■ Your task
Output the data below exactly, without images.

══ Data for review ══

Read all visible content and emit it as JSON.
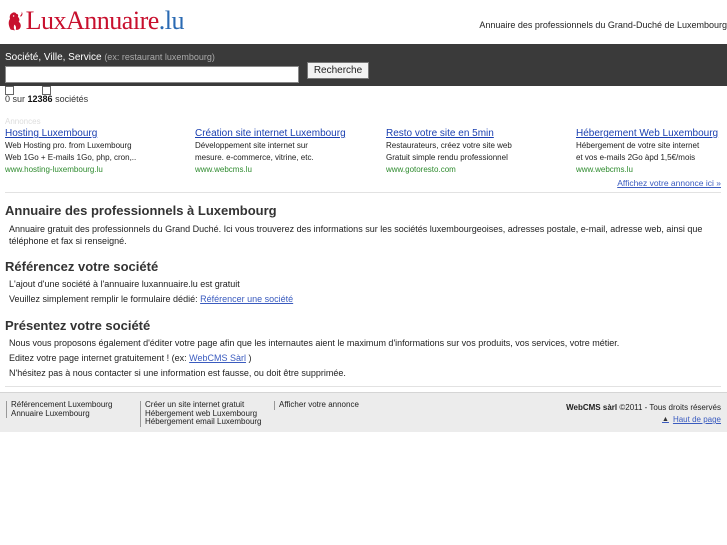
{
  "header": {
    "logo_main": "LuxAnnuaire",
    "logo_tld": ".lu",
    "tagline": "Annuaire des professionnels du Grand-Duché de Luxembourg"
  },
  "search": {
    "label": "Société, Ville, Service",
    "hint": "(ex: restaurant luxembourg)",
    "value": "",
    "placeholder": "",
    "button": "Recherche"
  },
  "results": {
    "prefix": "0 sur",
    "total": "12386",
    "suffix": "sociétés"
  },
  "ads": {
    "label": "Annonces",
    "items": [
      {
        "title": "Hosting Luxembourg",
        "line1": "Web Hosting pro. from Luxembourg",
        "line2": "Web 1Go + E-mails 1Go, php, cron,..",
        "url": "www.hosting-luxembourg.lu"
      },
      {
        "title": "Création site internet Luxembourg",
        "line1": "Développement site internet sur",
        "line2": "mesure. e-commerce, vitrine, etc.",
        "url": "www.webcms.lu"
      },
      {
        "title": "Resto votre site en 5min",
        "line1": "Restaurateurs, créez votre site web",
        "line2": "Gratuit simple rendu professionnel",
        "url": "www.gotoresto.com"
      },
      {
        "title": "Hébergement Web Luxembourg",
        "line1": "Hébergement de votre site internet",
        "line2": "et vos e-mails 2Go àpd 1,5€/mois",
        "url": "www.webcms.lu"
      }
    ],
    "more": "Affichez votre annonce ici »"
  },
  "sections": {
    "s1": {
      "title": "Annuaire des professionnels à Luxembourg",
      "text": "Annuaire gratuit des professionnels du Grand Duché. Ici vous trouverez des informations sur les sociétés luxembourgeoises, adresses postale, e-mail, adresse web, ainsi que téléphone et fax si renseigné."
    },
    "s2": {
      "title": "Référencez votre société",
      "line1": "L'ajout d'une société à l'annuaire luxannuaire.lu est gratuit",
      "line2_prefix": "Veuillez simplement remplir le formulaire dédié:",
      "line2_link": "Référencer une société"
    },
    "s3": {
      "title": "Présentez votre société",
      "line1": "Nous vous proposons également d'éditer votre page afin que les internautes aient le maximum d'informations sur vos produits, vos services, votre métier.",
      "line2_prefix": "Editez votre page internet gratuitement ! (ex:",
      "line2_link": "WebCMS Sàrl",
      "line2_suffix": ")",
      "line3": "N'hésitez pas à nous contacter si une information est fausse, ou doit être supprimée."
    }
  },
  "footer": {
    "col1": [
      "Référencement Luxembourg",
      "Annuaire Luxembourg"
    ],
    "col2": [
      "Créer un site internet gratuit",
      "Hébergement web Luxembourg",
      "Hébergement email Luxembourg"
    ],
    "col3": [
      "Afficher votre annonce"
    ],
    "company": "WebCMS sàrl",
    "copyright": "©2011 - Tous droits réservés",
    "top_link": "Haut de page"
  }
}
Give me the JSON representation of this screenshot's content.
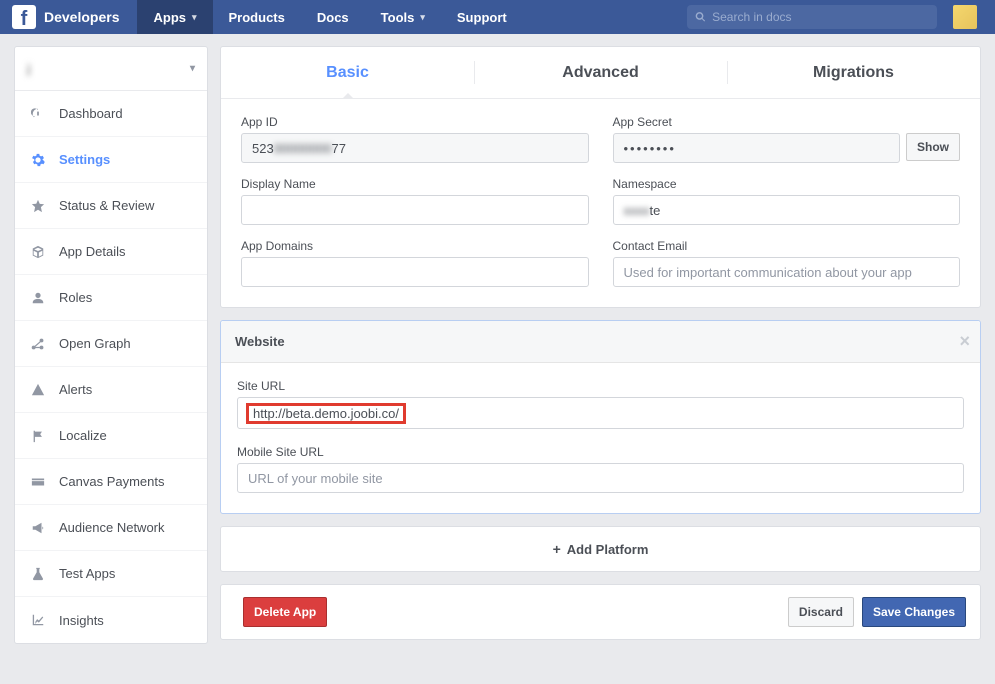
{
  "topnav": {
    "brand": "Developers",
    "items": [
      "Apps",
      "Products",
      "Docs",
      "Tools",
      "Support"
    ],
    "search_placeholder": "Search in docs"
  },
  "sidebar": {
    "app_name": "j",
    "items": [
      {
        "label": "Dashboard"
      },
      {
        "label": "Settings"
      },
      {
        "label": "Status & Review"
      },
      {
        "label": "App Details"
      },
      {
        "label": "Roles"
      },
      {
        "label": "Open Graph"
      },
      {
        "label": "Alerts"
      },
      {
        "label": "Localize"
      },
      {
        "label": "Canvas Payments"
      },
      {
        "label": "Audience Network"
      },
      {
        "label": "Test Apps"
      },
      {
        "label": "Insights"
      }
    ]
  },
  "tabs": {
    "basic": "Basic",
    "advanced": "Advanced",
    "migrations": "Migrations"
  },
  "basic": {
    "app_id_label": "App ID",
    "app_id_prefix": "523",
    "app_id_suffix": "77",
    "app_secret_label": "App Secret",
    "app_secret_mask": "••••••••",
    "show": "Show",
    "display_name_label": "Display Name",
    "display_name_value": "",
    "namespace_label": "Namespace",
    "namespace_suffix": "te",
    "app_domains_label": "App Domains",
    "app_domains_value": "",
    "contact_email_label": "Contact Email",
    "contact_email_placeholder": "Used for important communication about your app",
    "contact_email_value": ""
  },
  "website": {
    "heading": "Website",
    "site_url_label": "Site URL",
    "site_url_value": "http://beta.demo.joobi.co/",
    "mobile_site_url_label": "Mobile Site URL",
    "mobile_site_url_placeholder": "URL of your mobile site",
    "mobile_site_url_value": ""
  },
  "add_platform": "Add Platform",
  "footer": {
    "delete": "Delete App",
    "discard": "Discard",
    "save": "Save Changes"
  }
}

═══

■ Written answer
Read all visible content and emit it as JSON.
{
  "header": {
    "logo_main": "LuxAnnuaire",
    "logo_tld": ".lu",
    "tagline": "Annuaire des professionnels du Grand-Duché de Luxembourg"
  },
  "search": {
    "label": "Société, Ville, Service",
    "hint": "(ex: restaurant luxembourg)",
    "value": "",
    "placeholder": "",
    "button": "Recherche"
  },
  "results": {
    "prefix": "0 sur",
    "total": "12386",
    "suffix": "sociétés"
  },
  "ads": {
    "label": "Annonces",
    "items": [
      {
        "title": "Hosting Luxembourg",
        "line1": "Web Hosting pro. from Luxembourg",
        "line2": "Web 1Go + E-mails 1Go, php, cron,..",
        "url": "www.hosting-luxembourg.lu"
      },
      {
        "title": "Création site internet Luxembourg",
        "line1": "Développement site internet sur",
        "line2": "mesure. e-commerce, vitrine, etc.",
        "url": "www.webcms.lu"
      },
      {
        "title": "Resto votre site en 5min",
        "line1": "Restaurateurs, créez votre site web",
        "line2": "Gratuit simple rendu professionnel",
        "url": "www.gotoresto.com"
      },
      {
        "title": "Hébergement Web Luxembourg",
        "line1": "Hébergement de votre site internet",
        "line2": "et vos e-mails 2Go àpd 1,5€/mois",
        "url": "www.webcms.lu"
      }
    ],
    "more": "Affichez votre annonce ici »"
  },
  "sections": {
    "s1": {
      "title": "Annuaire des professionnels à Luxembourg",
      "text": "Annuaire gratuit des professionnels du Grand Duché. Ici vous trouverez des informations sur les sociétés luxembourgeoises, adresses postale, e-mail, adresse web, ainsi que téléphone et fax si renseigné."
    },
    "s2": {
      "title": "Référencez votre société",
      "line1": "L'ajout d'une société à l'annuaire luxannuaire.lu est gratuit",
      "line2_prefix": "Veuillez simplement remplir le formulaire dédié:",
      "line2_link": "Référencer une société"
    },
    "s3": {
      "title": "Présentez votre société",
      "line1": "Nous vous proposons également d'éditer votre page afin que les internautes aient le maximum d'informations sur vos produits, vos services, votre métier.",
      "line2_prefix": "Editez votre page internet gratuitement ! (ex:",
      "line2_link": "WebCMS Sàrl",
      "line2_suffix": ")",
      "line3": "N'hésitez pas à nous contacter si une information est fausse, ou doit être supprimée."
    }
  },
  "footer": {
    "col1": [
      "Référencement Luxembourg",
      "Annuaire Luxembourg"
    ],
    "col2": [
      "Créer un site internet gratuit",
      "Hébergement web Luxembourg",
      "Hébergement email Luxembourg"
    ],
    "col3": [
      "Afficher votre annonce"
    ],
    "company": "WebCMS sàrl",
    "copyright": "©2011 - Tous droits réservés",
    "top_link": "Haut de page"
  }
}
Give me the JSON representation of this screenshot's content.
{
  "topnav": {
    "brand": "Developers",
    "items": [
      "Apps",
      "Products",
      "Docs",
      "Tools",
      "Support"
    ],
    "search_placeholder": "Search in docs"
  },
  "sidebar": {
    "app_name": "j",
    "items": [
      {
        "label": "Dashboard"
      },
      {
        "label": "Settings"
      },
      {
        "label": "Status & Review"
      },
      {
        "label": "App Details"
      },
      {
        "label": "Roles"
      },
      {
        "label": "Open Graph"
      },
      {
        "label": "Alerts"
      },
      {
        "label": "Localize"
      },
      {
        "label": "Canvas Payments"
      },
      {
        "label": "Audience Network"
      },
      {
        "label": "Test Apps"
      },
      {
        "label": "Insights"
      }
    ]
  },
  "tabs": {
    "basic": "Basic",
    "advanced": "Advanced",
    "migrations": "Migrations"
  },
  "basic": {
    "app_id_label": "App ID",
    "app_id_prefix": "523",
    "app_id_suffix": "77",
    "app_secret_label": "App Secret",
    "app_secret_mask": "••••••••",
    "show": "Show",
    "display_name_label": "Display Name",
    "display_name_value": "",
    "namespace_label": "Namespace",
    "namespace_suffix": "te",
    "app_domains_label": "App Domains",
    "app_domains_value": "",
    "contact_email_label": "Contact Email",
    "contact_email_placeholder": "Used for important communication about your app",
    "contact_email_value": ""
  },
  "website": {
    "heading": "Website",
    "site_url_label": "Site URL",
    "site_url_value": "http://beta.demo.joobi.co/",
    "mobile_site_url_label": "Mobile Site URL",
    "mobile_site_url_placeholder": "URL of your mobile site",
    "mobile_site_url_value": ""
  },
  "add_platform": "Add Platform",
  "footer": {
    "delete": "Delete App",
    "discard": "Discard",
    "save": "Save Changes"
  }
}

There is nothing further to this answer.